Free radical cell death switch identified

Jun 01, 2006

U.S. scientists say they've found a molecular pathway that might cause stroke, diabetes, heart and neurodegenerative disease and even the aging process.

Harvard Medical School researchers identified a pathway by which oxidative stress triggers cell death -- a finding that could pave the way for new drug targets and diagnostic strategies for age-related diseases.

"A common molecular denominator in aging and many age-related diseases is oxidative stress," said the study's lead author Dr. Azad Bonni, an associate professor of pathology.

Bonni says humans and other organisms depend on oxygen to produce energy for normal cell functions. A cell's engine, the mitochondria, converts oxygen into energy but that process also leaves a kind of exhaust product known as free radicals.

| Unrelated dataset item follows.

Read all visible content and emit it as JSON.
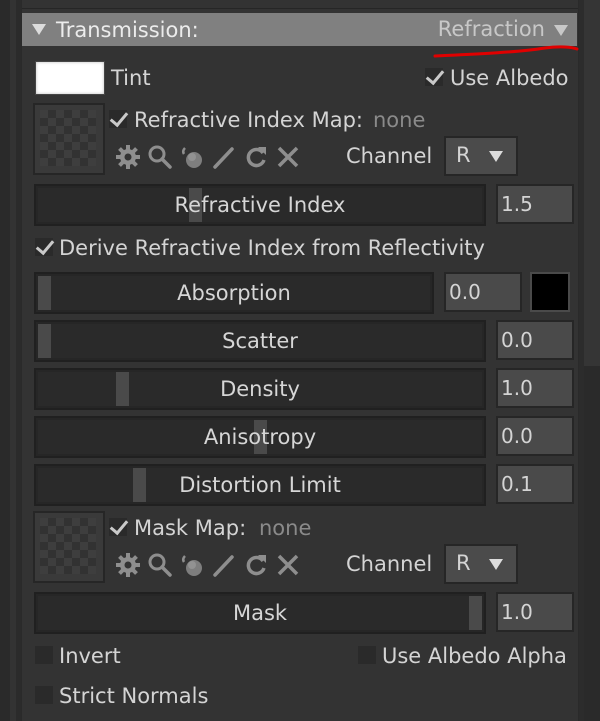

When free radicals are not destroyed by antioxidants, they create oxidative stress and, as a person ages, the body is unable to fight the process.

A lifetime of oxidative stress leads to general cellular deterioration associated with aging and degenerative diseases.

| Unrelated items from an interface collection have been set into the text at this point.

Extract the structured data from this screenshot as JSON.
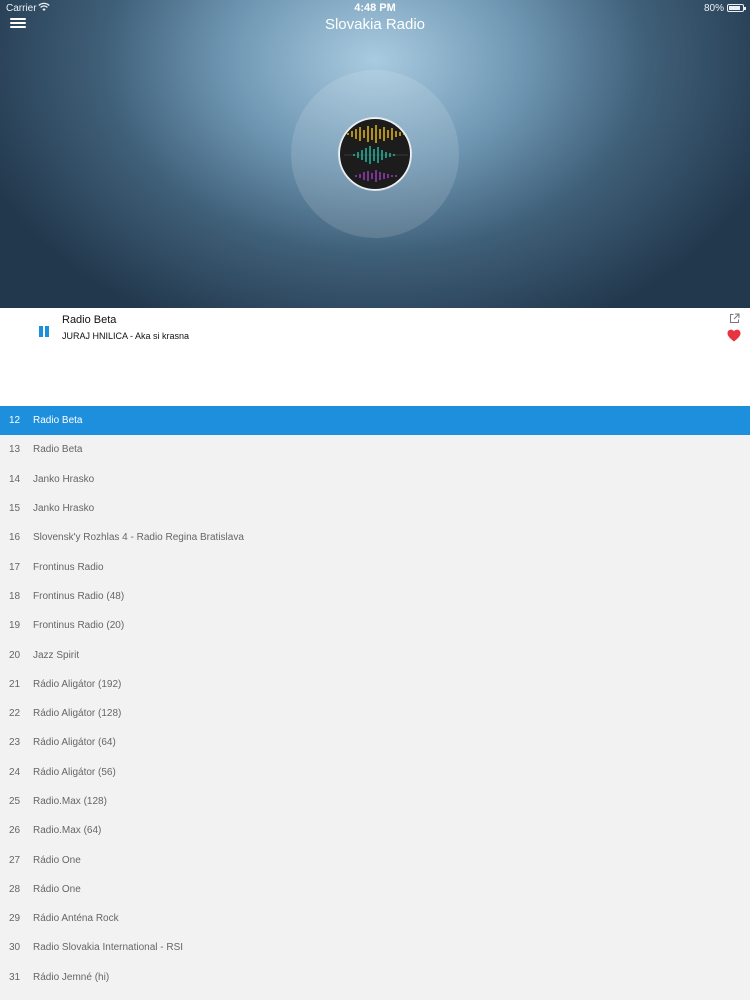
{
  "status_bar": {
    "carrier": "Carrier",
    "time": "4:48 PM",
    "battery": "80%"
  },
  "header": {
    "title": "Slovakia Radio",
    "menu_icon": "hamburger-menu-icon"
  },
  "now_playing": {
    "station": "Radio Beta",
    "track": "JURAJ HNILICA - Aka si krasna",
    "accent_color": "#1d8fdc",
    "favorite_color": "#e8343f"
  },
  "stations": [
    {
      "num": "12",
      "name": "Radio Beta",
      "active": true
    },
    {
      "num": "13",
      "name": "Radio Beta"
    },
    {
      "num": "14",
      "name": "Janko Hrasko"
    },
    {
      "num": "15",
      "name": "Janko Hrasko"
    },
    {
      "num": "16",
      "name": "Slovensk'y Rozhlas 4 - Radio Regina Bratislava"
    },
    {
      "num": "17",
      "name": "Frontinus Radio"
    },
    {
      "num": "18",
      "name": "Frontinus Radio (48)"
    },
    {
      "num": "19",
      "name": "Frontinus Radio (20)"
    },
    {
      "num": "20",
      "name": "Jazz Spirit"
    },
    {
      "num": "21",
      "name": "Rádio Aligátor (192)"
    },
    {
      "num": "22",
      "name": "Rádio Aligátor (128)"
    },
    {
      "num": "23",
      "name": "Rádio Aligátor (64)"
    },
    {
      "num": "24",
      "name": "Rádio Aligátor (56)"
    },
    {
      "num": "25",
      "name": "Radio.Max (128)"
    },
    {
      "num": "26",
      "name": "Radio.Max (64)"
    },
    {
      "num": "27",
      "name": "Rádio One"
    },
    {
      "num": "28",
      "name": "Rádio One"
    },
    {
      "num": "29",
      "name": "Rádio Anténa Rock"
    },
    {
      "num": "30",
      "name": "Radio Slovakia International - RSI"
    },
    {
      "num": "31",
      "name": "Rádio Jemné (hi)"
    }
  ]
}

Bonni and his research team say they've defined how a molecular chain-of-events links oxidative-stress signals to cell death in brain neurons.

The findings are detailed in the June 2 issue of the journal Cell.

Copyright 2006 by United Press International

Explore further: Targeted treatment could halt womb cancer growth

add to favorites email to friend print save as pdf

Related Stories

Cellular RNA can template DNA repair in yeast

Sep 03, 2014

The ability to accurately repair DNA damaged by spontaneous errors, oxidation or mutagens is crucial to the survival of cells. This repair is normally accomplished by using an identical or homologous intact ...

Study reveals dynamics of microbes and nitrate

Aug 07, 2014

Human tampering with global carbon balances has received massive public attention because of its effects on global warming, but we pay less attention to another set of chemical processes we are similarly disrupting: human ...

Recommended for you

User comments : 0